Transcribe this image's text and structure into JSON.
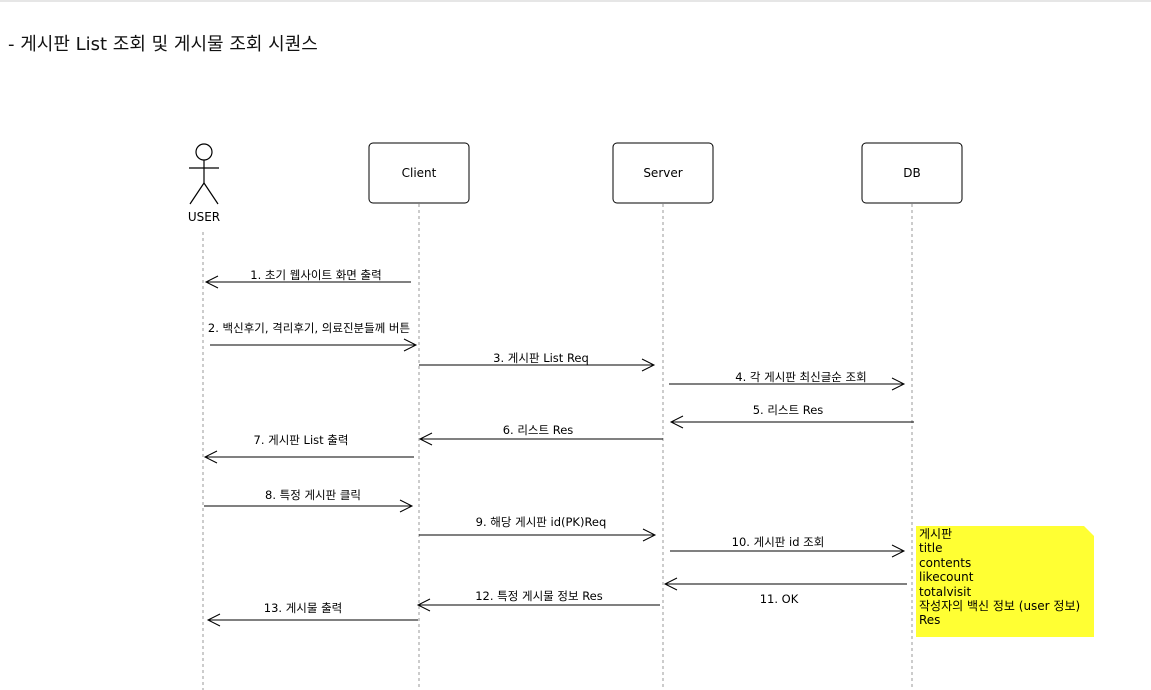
{
  "page": {
    "heading": "- 게시판 List 조회 및 게시물 조회 시퀀스"
  },
  "participants": {
    "user": "USER",
    "client": "Client",
    "server": "Server",
    "db": "DB"
  },
  "messages": [
    {
      "id": "m1",
      "label": "1. 초기 웹사이트 화면 출력"
    },
    {
      "id": "m2",
      "label": "2. 백신후기, 격리후기, 의료진분들께 버튼"
    },
    {
      "id": "m3",
      "label": "3. 게시판 List Req"
    },
    {
      "id": "m4",
      "label": "4. 각 게시판 최신글순 조회"
    },
    {
      "id": "m5",
      "label": "5. 리스트 Res"
    },
    {
      "id": "m6",
      "label": "6. 리스트 Res"
    },
    {
      "id": "m7",
      "label": "7. 게시판 List 출력"
    },
    {
      "id": "m8",
      "label": "8. 특정 게시판 클릭"
    },
    {
      "id": "m9",
      "label": "9. 해당 게시판 id(PK)Req"
    },
    {
      "id": "m10",
      "label": "10. 게시판 id 조회"
    },
    {
      "id": "m11",
      "label": "11. OK"
    },
    {
      "id": "m12",
      "label": "12. 특정 게시물 정보 Res"
    },
    {
      "id": "m13",
      "label": "13. 게시물 출력"
    }
  ],
  "note": {
    "lines": [
      "게시판",
      "title",
      "contents",
      "likecount",
      "totalvisit",
      "작성자의 백신 정보 (user 정보)",
      "Res"
    ]
  }
}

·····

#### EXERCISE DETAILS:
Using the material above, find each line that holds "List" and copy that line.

#### RESPONSE TO THE EXERCISE:
    "heading": "- 게시판 List 조회 및 게시물 조회 시퀀스"
      "label": "3. 게시판 List Req"
      "label": "7. 게시판 List 출력"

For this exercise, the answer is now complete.